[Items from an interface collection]
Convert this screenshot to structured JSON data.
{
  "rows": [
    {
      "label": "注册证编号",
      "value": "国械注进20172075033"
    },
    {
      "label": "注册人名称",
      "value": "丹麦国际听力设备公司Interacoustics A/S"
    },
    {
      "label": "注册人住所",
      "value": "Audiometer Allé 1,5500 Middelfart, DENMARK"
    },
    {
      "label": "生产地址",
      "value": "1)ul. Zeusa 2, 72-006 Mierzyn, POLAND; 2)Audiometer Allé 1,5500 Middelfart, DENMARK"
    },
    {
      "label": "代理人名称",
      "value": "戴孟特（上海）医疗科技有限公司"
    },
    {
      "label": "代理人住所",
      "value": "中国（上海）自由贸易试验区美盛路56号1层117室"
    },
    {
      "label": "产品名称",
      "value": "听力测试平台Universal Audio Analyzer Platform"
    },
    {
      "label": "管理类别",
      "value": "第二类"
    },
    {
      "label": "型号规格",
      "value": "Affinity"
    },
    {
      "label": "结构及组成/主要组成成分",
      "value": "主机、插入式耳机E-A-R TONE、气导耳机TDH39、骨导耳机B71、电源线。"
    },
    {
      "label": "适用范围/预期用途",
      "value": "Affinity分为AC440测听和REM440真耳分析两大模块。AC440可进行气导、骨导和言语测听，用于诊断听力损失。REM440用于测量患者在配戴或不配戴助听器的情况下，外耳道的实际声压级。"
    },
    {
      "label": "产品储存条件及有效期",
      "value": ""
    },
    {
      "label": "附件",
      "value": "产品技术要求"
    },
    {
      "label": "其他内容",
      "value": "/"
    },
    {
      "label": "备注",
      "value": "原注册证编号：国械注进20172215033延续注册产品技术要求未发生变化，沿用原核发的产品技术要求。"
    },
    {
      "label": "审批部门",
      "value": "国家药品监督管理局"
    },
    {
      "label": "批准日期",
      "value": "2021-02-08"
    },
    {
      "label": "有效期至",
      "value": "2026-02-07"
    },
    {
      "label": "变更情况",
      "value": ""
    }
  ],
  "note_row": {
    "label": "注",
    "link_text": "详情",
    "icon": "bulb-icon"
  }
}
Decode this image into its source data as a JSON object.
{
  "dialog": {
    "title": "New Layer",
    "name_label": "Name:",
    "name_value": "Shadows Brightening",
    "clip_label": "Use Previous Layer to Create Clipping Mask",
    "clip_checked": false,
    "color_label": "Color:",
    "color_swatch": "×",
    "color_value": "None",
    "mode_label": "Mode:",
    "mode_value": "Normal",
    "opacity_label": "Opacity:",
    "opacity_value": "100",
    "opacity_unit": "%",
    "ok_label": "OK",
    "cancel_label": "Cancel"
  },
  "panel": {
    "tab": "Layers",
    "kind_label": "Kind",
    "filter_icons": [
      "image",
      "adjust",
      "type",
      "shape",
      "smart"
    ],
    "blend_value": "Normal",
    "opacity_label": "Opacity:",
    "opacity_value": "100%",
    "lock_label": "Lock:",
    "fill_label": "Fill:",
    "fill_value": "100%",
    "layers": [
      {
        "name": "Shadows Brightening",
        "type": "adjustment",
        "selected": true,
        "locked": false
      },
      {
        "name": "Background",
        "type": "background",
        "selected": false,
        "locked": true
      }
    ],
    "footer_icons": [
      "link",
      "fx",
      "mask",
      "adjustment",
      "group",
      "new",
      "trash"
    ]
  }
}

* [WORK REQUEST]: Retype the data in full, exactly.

* [TASK OUTPUT]:
Convert this screenshot to structured JSON data.
{
  "rows": [
    {
      "label": "注册证编号",
      "value": "国械注进20172075033"
    },
    {
      "label": "注册人名称",
      "value": "丹麦国际听力设备公司Interacoustics A/S"
    },
    {
      "label": "注册人住所",
      "value": "Audiometer Allé 1,5500 Middelfart, DENMARK"
    },
    {
      "label": "生产地址",
      "value": "1)ul. Zeusa 2, 72-006 Mierzyn, POLAND; 2)Audiometer Allé 1,5500 Middelfart, DENMARK"
    },
    {
      "label": "代理人名称",
      "value": "戴孟特（上海）医疗科技有限公司"
    },
    {
      "label": "代理人住所",
      "value": "中国（上海）自由贸易试验区美盛路56号1层117室"
    },
    {
      "label": "产品名称",
      "value": "听力测试平台Universal Audio Analyzer Platform"
    },
    {
      "label": "管理类别",
      "value": "第二类"
    },
    {
      "label": "型号规格",
      "value": "Affinity"
    },
    {
      "label": "结构及组成/主要组成成分",
      "value": "主机、插入式耳机E-A-R TONE、气导耳机TDH39、骨导耳机B71、电源线。"
    },
    {
      "label": "适用范围/预期用途",
      "value": "Affinity分为AC440测听和REM440真耳分析两大模块。AC440可进行气导、骨导和言语测听，用于诊断听力损失。REM440用于测量患者在配戴或不配戴助听器的情况下，外耳道的实际声压级。"
    },
    {
      "label": "产品储存条件及有效期",
      "value": ""
    },
    {
      "label": "附件",
      "value": "产品技术要求"
    },
    {
      "label": "其他内容",
      "value": "/"
    },
    {
      "label": "备注",
      "value": "原注册证编号：国械注进20172215033延续注册产品技术要求未发生变化，沿用原核发的产品技术要求。"
    },
    {
      "label": "审批部门",
      "value": "国家药品监督管理局"
    },
    {
      "label": "批准日期",
      "value": "2021-02-08"
    },
    {
      "label": "有效期至",
      "value": "2026-02-07"
    },
    {
      "label": "变更情况",
      "value": ""
    }
  ],
  "note_row": {
    "label": "注",
    "link_text": "详情",
    "icon": "bulb-icon"
  }
}
Decode this image into its source data as a JSON object.
{
  "dialog": {
    "title": "New Layer",
    "name_label": "Name:",
    "name_value": "Shadows Brightening",
    "clip_label": "Use Previous Layer to Create Clipping Mask",
    "clip_checked": false,
    "color_label": "Color:",
    "color_swatch": "×",
    "color_value": "None",
    "mode_label": "Mode:",
    "mode_value": "Normal",
    "opacity_label": "Opacity:",
    "opacity_value": "100",
    "opacity_unit": "%",
    "ok_label": "OK",
    "cancel_label": "Cancel"
  },
  "panel": {
    "tab": "Layers",
    "kind_label": "Kind",
    "filter_icons": [
      "image",
      "adjust",
      "type",
      "shape",
      "smart"
    ],
    "blend_value": "Normal",
    "opacity_label": "Opacity:",
    "opacity_value": "100%",
    "lock_label": "Lock:",
    "fill_label": "Fill:",
    "fill_value": "100%",
    "layers": [
      {
        "name": "Shadows Brightening",
        "type": "adjustment",
        "selected": true,
        "locked": false
      },
      {
        "name": "Background",
        "type": "background",
        "selected": false,
        "locked": true
      }
    ],
    "footer_icons": [
      "link",
      "fx",
      "mask",
      "adjustment",
      "group",
      "new",
      "trash"
    ]
  }
}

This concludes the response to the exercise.